Collecting Past Due Child Support from a Nebraska Scrooge
All parents have a duty to support their children financially and this obligation does not end when a marriage ends. As such, child support is a key element of any separation agreement in Nebraska or elsewhere in the U.S.
Being a parent comes along with certain rolls and responsibilities. These do not end simply because a relationship does. Child support is one of these roles and responsibilities. Typically, child support includes necessary financial support for day-to-day care of the child, such as food, shelter, and clothing. Many factors are considered when determining how much child support should be paid. What happens when one parent defaults on child support payments and how do you enforce a Scrooge to keep up their portion of child support?
Calculating Child Support
Nebraska has its own set of specific guidelines to help custodial and non-custodial parents understand their obligations to the child. In Nebraska, the Child Support Calculation is used to determine the amount of child support the noncustodial parent pays or in the event of joint physical custody, typically the parent who earns more per month is obligated to pay child support. Using this calculation will help the child to retain the same lifestyle they would have had if their parents had stayed together. The overall income of each parent is taken into consideration, and they are each assigned a percentage of child support they will need to pay. This helps the court determine if the non-custodial parent needs to pay a higher or lower portion of child support to the custodial parent. Child support worksheets are used to help calculate child support payments, you can also utilize a child support calculator.
What is Back Due Child Support and How Can I Collect it?

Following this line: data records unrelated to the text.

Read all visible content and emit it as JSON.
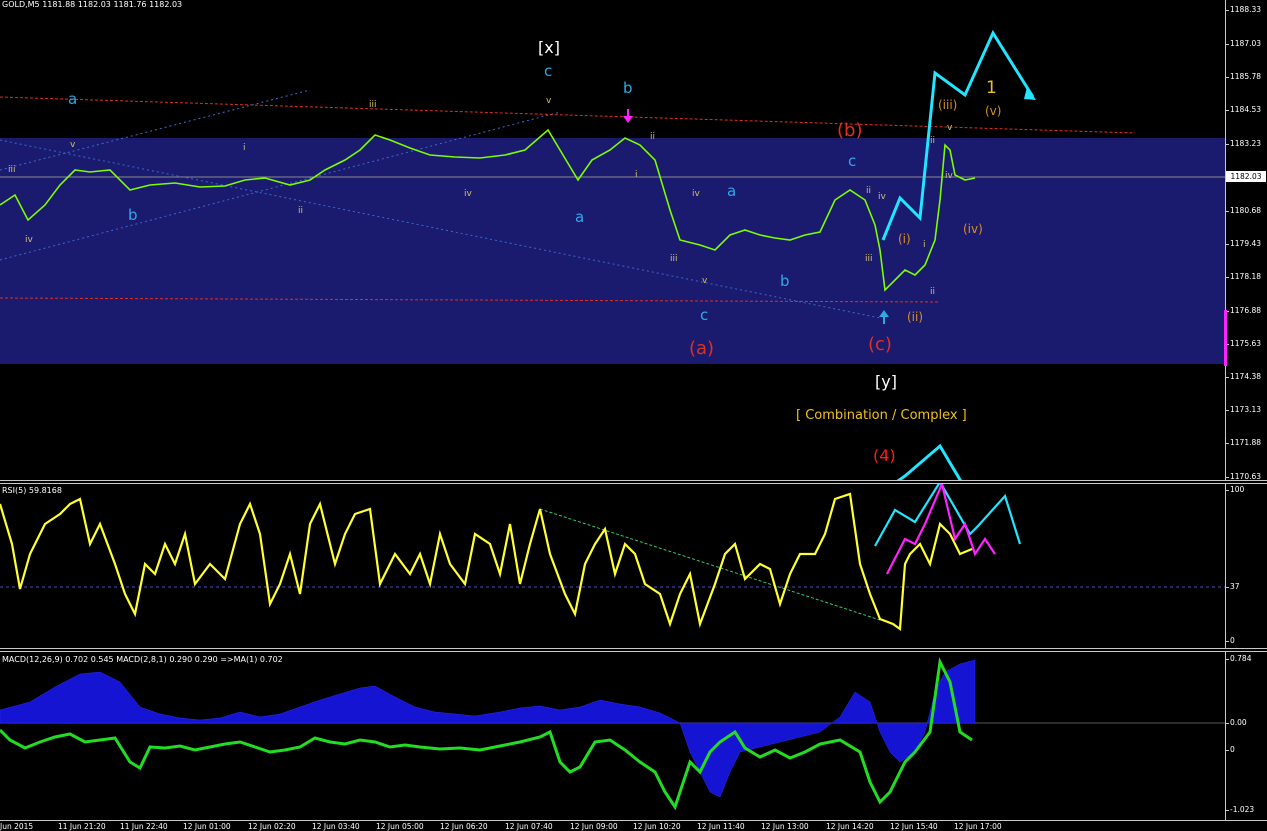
{
  "main": {
    "header": "GOLD,M5  1181.88 1182.03 1181.76 1182.03",
    "price_ticks": [
      "1188.33",
      "1187.03",
      "1185.78",
      "1184.53",
      "1183.23",
      "1182.03",
      "1180.68",
      "1179.43",
      "1178.18",
      "1176.88",
      "1175.63",
      "1174.38",
      "1173.13",
      "1171.88",
      "1170.63"
    ],
    "current_price": "1182.03",
    "labels": {
      "x_bracket": "[x]",
      "y_bracket": "[y]",
      "combination": "[ Combination / Complex ]",
      "wave_4": "(4)",
      "wave_a_paren": "(a)",
      "wave_b_paren": "(b)",
      "wave_c_paren": "(c)",
      "wave_1": "1",
      "wave_i_paren": "(i)",
      "wave_ii_paren": "(ii)",
      "wave_iii_paren": "(iii)",
      "wave_iv_paren": "(iv)",
      "wave_v_paren": "(v)",
      "a": "a",
      "b": "b",
      "c": "c",
      "i": "i",
      "ii": "ii",
      "iii": "iii",
      "iv": "iv",
      "v": "v"
    }
  },
  "rsi": {
    "header": "RSI(5) 59.8168",
    "ticks": [
      "100",
      "37",
      "0"
    ]
  },
  "macd": {
    "header": "MACD(12,26,9) 0.702 0.545   MACD(2,8,1) 0.290 0.290   =>MA(1) 0.702",
    "ticks": [
      "0.784",
      "0.00",
      "0",
      "-1.023"
    ]
  },
  "time_labels": [
    "Jun 2015",
    "11 Jun 21:20",
    "11 Jun 22:40",
    "12 Jun 01:00",
    "12 Jun 02:20",
    "12 Jun 03:40",
    "12 Jun 05:00",
    "12 Jun 06:20",
    "12 Jun 07:40",
    "12 Jun 09:00",
    "12 Jun 10:20",
    "12 Jun 11:40",
    "12 Jun 13:00",
    "12 Jun 14:20",
    "12 Jun 15:40",
    "12 Jun 17:00"
  ],
  "colors": {
    "background": "#000000",
    "zone": "#1a1a6e",
    "candles": "#7cfc00",
    "rsi": "#ffff33",
    "forecast": "#22e5ff",
    "forecast_alt": "#ff22ff",
    "macd_hist": "#1414d2",
    "macd_line": "#22dd22",
    "label_red": "#e0301e",
    "label_blue": "#2fa8e6",
    "label_orange": "#d9901e",
    "label_yellow": "#f0c020"
  }
}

When the parent ordered to pay child support fails to pay their portion, they put financial strain on the other parent and their child, who is dependent upon their financial support. If this happens the parent enduring this financial strain has the right to take legal action against the parent who owes back child support. There are many different methods of enforcement such as:

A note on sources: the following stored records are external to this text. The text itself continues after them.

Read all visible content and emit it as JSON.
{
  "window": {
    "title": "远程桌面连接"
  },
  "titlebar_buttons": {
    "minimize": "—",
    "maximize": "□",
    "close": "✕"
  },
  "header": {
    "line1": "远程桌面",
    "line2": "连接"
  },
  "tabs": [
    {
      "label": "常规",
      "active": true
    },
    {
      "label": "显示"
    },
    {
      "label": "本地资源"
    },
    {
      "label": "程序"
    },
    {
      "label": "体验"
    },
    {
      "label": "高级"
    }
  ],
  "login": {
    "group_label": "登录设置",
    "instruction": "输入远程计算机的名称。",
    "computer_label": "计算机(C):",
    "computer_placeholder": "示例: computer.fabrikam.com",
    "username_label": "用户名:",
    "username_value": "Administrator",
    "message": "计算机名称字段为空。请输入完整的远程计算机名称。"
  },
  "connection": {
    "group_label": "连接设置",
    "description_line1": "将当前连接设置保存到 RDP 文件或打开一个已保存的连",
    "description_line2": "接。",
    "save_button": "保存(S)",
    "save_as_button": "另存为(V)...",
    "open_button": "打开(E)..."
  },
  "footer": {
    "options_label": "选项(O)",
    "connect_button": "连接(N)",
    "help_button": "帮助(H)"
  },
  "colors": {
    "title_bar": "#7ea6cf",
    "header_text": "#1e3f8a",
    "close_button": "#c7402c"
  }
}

- Income Withholding: Also referred to as, a wage garnishment, is one of the most effective ways to collect past due child support. The portion of child support owed will be deducted directly from the employer and sent to the Nebraska Child Support Payment Center. Then, they will send the funds to the custodial parent.
- Court enforcement: If other methods are not working, you can file a contempt action. This will allow the judge to hold the party in contempt, in jail, until they have paid or come up with a plan to pay past due expenses.
- Tax refund intercepts & credit reporting: If the amount of child support owed has surpassed 3 months and exceeded $500, parents who haven’t paid child support can be reported to federal and state tax agencies. The Treasury Department can intercept federal tax return refund payments and apply that money toward past due child support.
- Passport denial: If the amount owed has exceeded $2,500 the State Department can deny the issuing or usage of a United States passport.
- License Suspensions: Another very effective way of collecting back child support is license suspensions. The state can withhold, suspend, or even revoke the driver’s license or any professional licenses of the parent who has not paid their child support.
- Liens: Placing a lien on any piece of property (car, real estate, etc.) is another way to enforce child support payments. Keep in mind this isn’t typically an immediate way to collect payment. Payment won’t be collected until the property is sold or the lien is able to be paid off without the sale of the lien.
Can Visitation Rights Be Used to Enforce Child Support?
Parents are still required to pay their portion of child support. However, it is important to note that modifying parenting time is not a valid method for enforcing child support. Visitation time and financial support are looked at independently from one another. Each parent is still required to be complicit with the court order regardless of the other’s behavior. This is meant to help maintain the best interests of the child.
How Long is Child Support Required to Be Paid?
Nebraska requires child support to be paid until the child is married, over the age of 19, is emancipated, joins the Armed Forces, or dies. Child support plans can be modified when the income of the parent required to pay child support has either increased or decreased, the change has lasted three (3) months, is expected to last six (6) months, and the child support calculation will be affected plus or minus ten (10%) percent.
Enforcing Child Support
In Nebraska, all child support payments are collected and handled by the Nebraska Child Support Payment Center and the Nebraska Child Support Enforcement Program is the state’s child support enforcement office. If you run into problems with collecting past- due child support any one of our experienced child support attorneys can help. Contact us at Nebraska Legal Group for a free case evaluation.